Encompassing years worth of work, the  Sloan Digital Sky Survey (SDSS-III) has now precisely measured the distance between over a quarter of a million galaxies. As part of the project, called the Baryon Oscillation Spectroscopic Survey, or BOSS, scientists built a massive map of all the studied galaxies so far, some more than six billion years ago – a period that marks

The most sensitive scale in the world can measure to the yoctogram (proton’s mass)

While on the macro-scale conventional scales make us of gravity to measure mass, on the microscale there are a myriad of factors that interfere with measurements. Scientists at Universitat Autònoma de Barcelona have successfully created a scale made out of a single carbon nanotube which can accurately measure the smallest unit of mass, a yoctogram (one septillionth of a gram – 10-24 grams)

‘Smart sand’ could morph into any object automatically

The Sandman would have certainly approve of the latest experimental tech to come off MIT. Researchers from the university have demonstrated how tiny computer pellets, just a few millimeters in size, were automatically bound together to form a simple 2-D shape. The same algorithm might be used in a future refined version which could allow this kind of “smart sand”, as its

IBM to develop world’s most powerful computing system tasked with finding origins of Universe

Backed by an international consortium, ten years from now the world’s largest and most sensitive radio telescope in the world will be built – the Square Kilometer Array (SKA). The project will consist in thousands of antennas displaced across thousands of miles, with a collecting area equivalent to one square kilometer (hence the name), that will hopefully help astronomers take

Boston Dynamics’ Sand Flea robot can jump over 10-meters-high obstacles

Boston Dynamics is at the forefront of robotic research and development at the moment, fact very easily attested just by checking out a few of their amazing robots developed during the past year alone, like the cheetah-bot which broke the robot land speed record, the gecko-like bot which can climb walls effortlessly or the terrifyingly realistic Petman. The company’s latest creation,

How many Earth-like planets are there in the Milky Way? Billions, according to astronomers

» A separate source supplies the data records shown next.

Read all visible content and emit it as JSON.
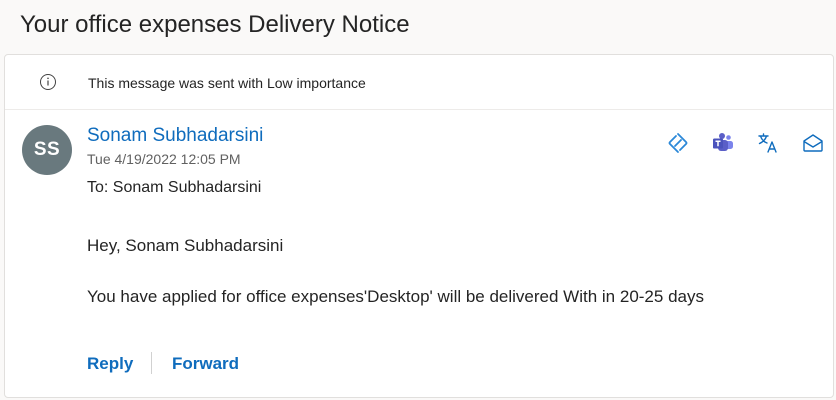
{
  "email": {
    "subject": "Your office expenses Delivery Notice",
    "importance_notice": "This message was sent with Low importance",
    "sender": {
      "initials": "SS",
      "name": "Sonam Subhadarsini",
      "avatar_color": "#69797e"
    },
    "timestamp": "Tue 4/19/2022 12:05 PM",
    "to_line": "To: Sonam Subhadarsini",
    "body": {
      "greeting": "Hey, Sonam Subhadarsini",
      "message": "You have applied for office expenses'Desktop' will be delivered With in 20-25 days"
    },
    "actions": {
      "reply": "Reply",
      "forward": "Forward"
    }
  },
  "toolbar_icons": [
    "loop-icon",
    "teams-icon",
    "translate-icon",
    "mark-unread-icon"
  ],
  "colors": {
    "link": "#0f6cbd",
    "teams": "#5b5fc7",
    "loop": "#2b88d8"
  }
}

One of the most outstanding dreams astronomers and other scientists hope to accomplish is to someday encounter proof that extraterestrial life exists. Intelligent life might be extremely far off, however microbiological life should without a doubt be present elsewhere other than our planet or solar system. For life to blossom, however, the right conditions have to be met, and one

Surgeons perform most extensive full face transplant, including jaws, teeth, tongue and facial muscles

Plastic surgeons at University of Maryland performed the most complex facial reconstruction surgery to date, which included the replacements of both jaws, teeth, facial soft tissue from the scalp to the neck and sensory muscles indispensable to facial expression. The procedure was part of a 72 hour transplant marathon, aftern an anonymous donor generously donated his face and organs in